Firefox bug crashes your browser and sometimes your PC
A security researcher who two weeks ago found a bug that could crash all WebKit-based apps on iPhones, iPads, and Macs, has now discovered another browser bug that can crash Firefox browsers, and sometimes the entire operating system underneath it.
The bug is just the latest addition to Browser Reaper, a web portal set up by Sabri Haddouche, a software engineer and security researcher at encrypted instant messaging app Wire.
Haddouche has been researching denial of service (DoS) vulnerabilities as a hobby and has now identified one in every major browser engine –Chrome, Safari (WebKit), and Firefox.
His latest addition, the Firefox bug, will crash Firefox’s browser process on Macs and Linux systems, resulting in the browser showing its classic Crash Reporter popup.
On Windows, the bug is a little bit worse, as besides sometimes crashing the browser, the bug has also been observed freezing the entire operating system, requiring users to perform a hard reboot.
During our experiments, the DoS bug worked against the latest Firefox stable release, but also Firefox Developer and Nightly editions.
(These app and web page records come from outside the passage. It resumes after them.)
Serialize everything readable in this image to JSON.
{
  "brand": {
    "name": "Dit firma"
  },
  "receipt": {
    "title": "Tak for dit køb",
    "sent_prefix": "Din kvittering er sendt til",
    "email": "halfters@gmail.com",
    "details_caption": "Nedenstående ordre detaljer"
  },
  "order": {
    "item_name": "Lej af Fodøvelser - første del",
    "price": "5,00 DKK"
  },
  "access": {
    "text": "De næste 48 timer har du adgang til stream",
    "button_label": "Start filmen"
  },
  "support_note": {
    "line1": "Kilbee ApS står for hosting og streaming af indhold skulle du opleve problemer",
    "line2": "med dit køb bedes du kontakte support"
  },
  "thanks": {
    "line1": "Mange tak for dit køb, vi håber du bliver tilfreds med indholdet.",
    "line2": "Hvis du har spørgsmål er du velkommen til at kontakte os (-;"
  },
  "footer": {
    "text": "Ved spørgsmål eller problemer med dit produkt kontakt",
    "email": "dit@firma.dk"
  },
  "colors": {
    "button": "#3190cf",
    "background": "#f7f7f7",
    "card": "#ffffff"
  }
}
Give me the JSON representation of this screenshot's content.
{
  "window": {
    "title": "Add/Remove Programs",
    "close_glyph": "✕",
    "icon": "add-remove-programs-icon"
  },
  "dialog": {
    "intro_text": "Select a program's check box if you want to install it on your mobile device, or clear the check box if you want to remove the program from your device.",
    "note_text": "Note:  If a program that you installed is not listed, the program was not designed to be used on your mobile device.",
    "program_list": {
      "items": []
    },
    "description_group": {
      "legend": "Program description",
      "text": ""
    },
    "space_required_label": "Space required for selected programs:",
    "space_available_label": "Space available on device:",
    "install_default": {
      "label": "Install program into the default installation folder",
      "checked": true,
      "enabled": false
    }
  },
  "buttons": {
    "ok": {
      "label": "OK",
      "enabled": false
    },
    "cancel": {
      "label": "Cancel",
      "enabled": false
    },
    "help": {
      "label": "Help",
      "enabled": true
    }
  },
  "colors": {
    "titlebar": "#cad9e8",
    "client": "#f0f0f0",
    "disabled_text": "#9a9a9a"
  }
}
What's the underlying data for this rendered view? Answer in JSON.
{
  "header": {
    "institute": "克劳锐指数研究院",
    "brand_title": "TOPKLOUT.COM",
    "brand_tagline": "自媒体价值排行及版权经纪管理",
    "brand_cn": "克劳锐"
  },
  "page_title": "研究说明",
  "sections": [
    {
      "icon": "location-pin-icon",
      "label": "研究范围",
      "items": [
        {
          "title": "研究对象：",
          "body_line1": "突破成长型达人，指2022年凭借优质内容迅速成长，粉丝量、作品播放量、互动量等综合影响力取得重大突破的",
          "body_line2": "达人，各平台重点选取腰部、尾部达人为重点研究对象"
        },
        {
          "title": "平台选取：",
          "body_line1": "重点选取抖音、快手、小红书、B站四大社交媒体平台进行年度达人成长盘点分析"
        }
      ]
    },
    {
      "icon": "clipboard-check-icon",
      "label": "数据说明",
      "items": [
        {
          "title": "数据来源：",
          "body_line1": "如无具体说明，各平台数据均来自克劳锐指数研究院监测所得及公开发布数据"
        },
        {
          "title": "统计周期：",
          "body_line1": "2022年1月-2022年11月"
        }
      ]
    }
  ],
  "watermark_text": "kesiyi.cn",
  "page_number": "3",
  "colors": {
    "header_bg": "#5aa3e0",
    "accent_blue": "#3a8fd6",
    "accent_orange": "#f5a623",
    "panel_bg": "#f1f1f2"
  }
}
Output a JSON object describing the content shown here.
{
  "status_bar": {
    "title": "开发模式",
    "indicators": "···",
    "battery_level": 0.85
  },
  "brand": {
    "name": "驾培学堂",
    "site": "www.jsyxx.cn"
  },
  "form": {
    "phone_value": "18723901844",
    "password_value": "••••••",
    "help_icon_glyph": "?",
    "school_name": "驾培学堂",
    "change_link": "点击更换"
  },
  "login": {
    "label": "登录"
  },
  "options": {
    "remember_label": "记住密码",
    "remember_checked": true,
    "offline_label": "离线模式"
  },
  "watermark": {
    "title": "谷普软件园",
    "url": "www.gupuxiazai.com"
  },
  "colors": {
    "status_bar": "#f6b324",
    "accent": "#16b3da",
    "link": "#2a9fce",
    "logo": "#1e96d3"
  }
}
The bug did not crash Firefox for Android instances, according to ZDNet‘s tests. Firefox uses the WebKit engine on iOS, instead of its new Quantum engine, so iPhone and iPad users aren’t affected.
“What happens is that the script generates a file (a blob) that contains an extremely long filename and prompts the user to download it every one millisecond,” Haddouche told ZDNet in an interview
“It, therefore, floods the IPC (Inter-Process Communication) channel between Firefox’s child and main process, making the browser at the very least freeze,” the researcher added.
A proof-of-concept HTML page that triggers the bug has been hosted on GitHub. Accessing this link won’t crash your browser, but only reveal the test page’s source code.
Haddouche reported the bug to Mozilla’s staff earlier today. ZDNet readers can follow the bug report for more details and an upcoming Firefox update.